Anne Gribbons, technical advisor to the US Dressage Team and another contributor to HOW GOOD RIDERS GET GOOD, helped lead the way to Team Gold in dressage.

They also both have the right horse, another integral factor on the path to achieving your riding dreams, according to Denny. And in Buck’s case, even his mount Absolute Liberty (owned by Sharon Will), has a connection to HOW GOOD RIDERS GET GOOD—her sire, Aberjack, is pictured with New Zealander Mark Todd, named by the FEI “Horseman of the Century,” in the chapter where Denny examines what it takes to choose the right horse for the riding job and the riding dream.

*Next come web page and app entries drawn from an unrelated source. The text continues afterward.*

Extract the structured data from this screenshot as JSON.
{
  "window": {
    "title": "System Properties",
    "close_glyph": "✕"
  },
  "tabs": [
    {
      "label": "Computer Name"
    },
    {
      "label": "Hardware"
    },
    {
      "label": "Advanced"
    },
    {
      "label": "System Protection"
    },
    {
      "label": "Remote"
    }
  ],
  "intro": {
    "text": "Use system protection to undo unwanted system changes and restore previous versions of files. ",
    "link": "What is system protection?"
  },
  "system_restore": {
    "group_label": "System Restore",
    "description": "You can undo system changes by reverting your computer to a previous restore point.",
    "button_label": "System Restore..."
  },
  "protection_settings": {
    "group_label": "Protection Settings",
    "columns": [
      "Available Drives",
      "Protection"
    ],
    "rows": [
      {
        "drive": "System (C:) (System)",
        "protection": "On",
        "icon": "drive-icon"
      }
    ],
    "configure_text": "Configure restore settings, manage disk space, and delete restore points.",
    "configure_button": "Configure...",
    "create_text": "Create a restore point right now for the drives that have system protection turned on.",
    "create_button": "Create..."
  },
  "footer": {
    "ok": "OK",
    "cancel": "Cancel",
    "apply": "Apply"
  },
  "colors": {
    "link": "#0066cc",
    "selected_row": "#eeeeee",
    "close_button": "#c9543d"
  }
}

It’s no secret that the US Dressage Team dominated the Games, as well, with a “dream team” of sorts on horseback, coached by technical advisor Anne Gribbons.

And yep, Denny featured Anne in HOW GOOD RIDERS GET GOOD, too.

“This is it,” says Denny. “The Pan Am results validate the message I am trying to get across in HOW GOOD RIDERS GET GOOD. There are predictable paths to ‘making it.’ Buck and Michael’s successes are evidence of how it works.”

Denny Emerson's book is said to be "as close to a blueprint for success as we've ever seen."

HOW GOOD RIDERS GET GOOD, the book John Strassburger (Performance Editor, Horse Journal) calls “as close to a blueprint for success as we’ve ever seen” is available now at Trafalgar Square Books’ online bookstore www.HorseandRiderBooks.com, where shipping in the US is always FREE.

Don’t wait. Get good NOW.

Denny Emerson’s New Book–What Will It Do for YOU?

I’d say 8 out of 10 of my New Year’s Resolutions this year were inspired by Olympic eventer and Tevis Cup buckle-winner Denny Emerson’s new book HOW GOOD RIDERS GET GOOD (one of the perks of my job is getting to read fantastic material before everyone else…) The ideas he shares are hands-down some of the best I’ve come across, not only in terms of determining the course of your own riding career, but also in terms of deciding who you are going to be in this life–and by this I mean “in general,” whether your actions involve horses or not.

Denny’s theories, stories, and advice are reinforced by some of the top names in equestrian sport, from all kinds of disciplines, including eventing, reining, dressage, endurance, show jumping, driving, and hunters. His book includes “how I did it” profiles and photos from Beezie Madden, James Stierhoff, Anne Gribbons, Gina Miles, Sandy Collier, Georgina Bloomberg, Larry Poulin, Michael Pollard, Clinton Anderson, Laura Kraut, Jane Savoie, Mary King, Havens Schatt, Meg Sleeper, Stacy Westfall, Buck Davidson, Geoff Teall, Callan Solem, Robin Groves, Leslie Law, Louise Serio, Peter Wylde, and Courtney King-Dye.

RIGHT NOW we’re offering a special book release discount to our Facebook friends and visitors. Pop by our Facebook page for the limited offer coupon code and order your copy of HOW GOOD RIDERS GET GOOD today!